Inevitably, central bank control of the exchange rate management system has
sparked heated debate in business and economic circles. One of school of
thought insists market forces of demand and supply should be allowed to
dictate the rate. But the apex bank argues that doing so would not only
derail the economic turnaround process, but a recipe for disaster. Besides,
nowhere in the world is the exchange rate completely free of state control.
----- Original Message -----
Sent: Friday, March 31, 2006 9:34 PM
Subject: MDC celebrates prularism.
MDC INFORMATION & PUBLICITY
Tel 091 940 489 email :email@example.com
31 March 2006
Rebel group’s rallies disrupted by low turn-out
The MDC wishes to distance itself from allegations that it has a clearly orchestrated plan to disrupt other political parties’ meetings.
One wonders how this grouping concludes that unassuming Nyau dancers and Dynamos supporters were indeed MDC ‘thugs’ on a specific mission to disrupt a poorly attended meeting in St Mary’s. If anything, these small gatherings have been disrupted by low turnout and an astonishing absence of substance and content in the speeches by Ncube and his group.
We wish to dismiss allegations by this group that the MDC is in the business of hiring thugs to disrupt their meetings.
In any case, it is impossible to infiltrate and disrupt their gatherings because of the large number of state security agents who cordon off their meetings. The security agents often outnumber those who attend.
We neither believe in the politics of hiring nor the politics of thugs in our quest to build a new Zimbabwe and a new beginning. We wish to state categorically that the MDC is a non-violent party. It is a fact that one Mhlanga, who claims to have been sent by Ncube, is in court on charges of violence. His charge emanates from an incident in which he and others ambushed the MDC youths at White City Stadium and brutally assaulted them. One of the youths lost his eye.
Their allegations against the party are a desperate attempt to camouflage their own thuggish behaviour. Instead of making wild accusations against the party, this motley group owes the MDC members and the nation at large an explanation on the missing $8 billion that belongs to the party.
The MDC is a national party, which believes in tolerance and celebration of diversity of opinions and ideas. The MDC has no business disrupting political programmes by other Zimbabweans. They see plots and conspiracies around them when it is clear that revisionism and political apostasy as a project has never resonated with the majority of Zimbabweans who can hardly eke out a living.
The MDC is concerned with real national problems such as the deadening impoverishment engulfing the country, HIV/Aids, unemployment and acute shortages of basic commodities.
The MDC is preoccupied with revitalising and expanding party structures in line with resolutions of the second national people’s Congress. The priority of the party is to rally the people for a new Zimbabwe. This weekend, the President and the liberation team begin a nationwide outreach programmes with rallies in Gweru on Saturday. The team moves to Masvingo on Sunday.

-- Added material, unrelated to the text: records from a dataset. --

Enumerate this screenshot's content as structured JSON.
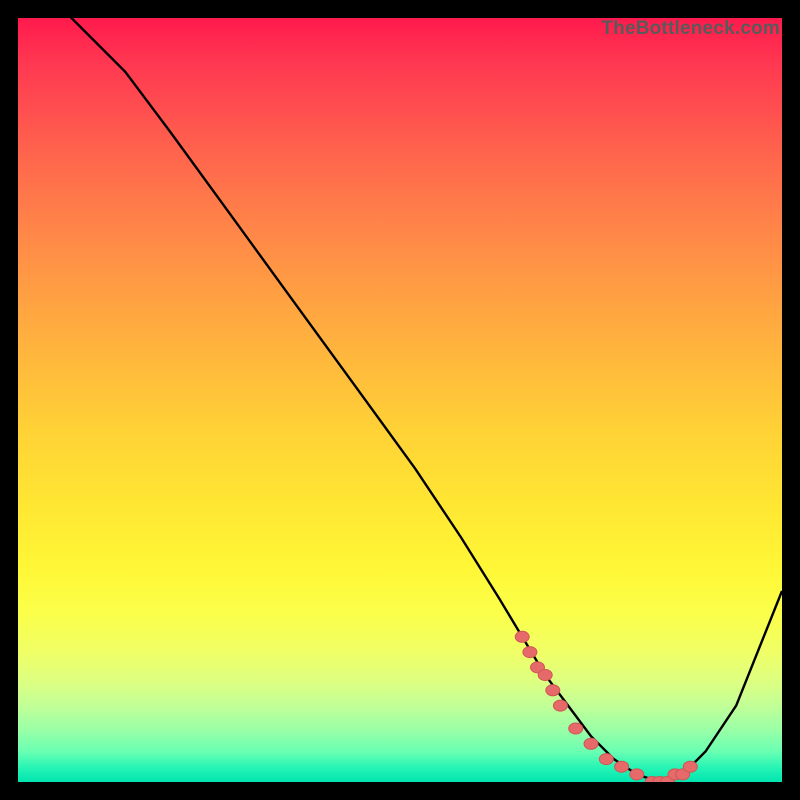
{
  "watermark": "TheBottleneck.com",
  "colors": {
    "curve": "#000000",
    "marker_fill": "#e66a6a",
    "marker_stroke": "#d05656",
    "background_black": "#000000"
  },
  "chart_data": {
    "type": "line",
    "title": "",
    "xlabel": "",
    "ylabel": "",
    "xlim": [
      0,
      100
    ],
    "ylim": [
      0,
      100
    ],
    "grid": false,
    "legend": false,
    "series": [
      {
        "name": "bottleneck-curve",
        "x": [
          0,
          4,
          8,
          14,
          20,
          28,
          36,
          44,
          52,
          58,
          63,
          66,
          69,
          72,
          75,
          78,
          81,
          84,
          87,
          90,
          94,
          100
        ],
        "values": [
          105,
          103,
          99,
          93,
          85,
          74,
          63,
          52,
          41,
          32,
          24,
          19,
          14,
          10,
          6,
          3,
          1,
          0,
          1,
          4,
          10,
          25
        ]
      }
    ],
    "markers": {
      "name": "highlight-points",
      "x": [
        66,
        67,
        68,
        69,
        70,
        71,
        73,
        75,
        77,
        79,
        81,
        83,
        84,
        85,
        86,
        87,
        88
      ],
      "values": [
        19,
        17,
        15,
        14,
        12,
        10,
        7,
        5,
        3,
        2,
        1,
        0,
        0,
        0,
        1,
        1,
        2
      ]
    }
  }
}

Zimbabwe needs a new beginning.
Nelson Chamisa, MP
Secretary for Information and Publicity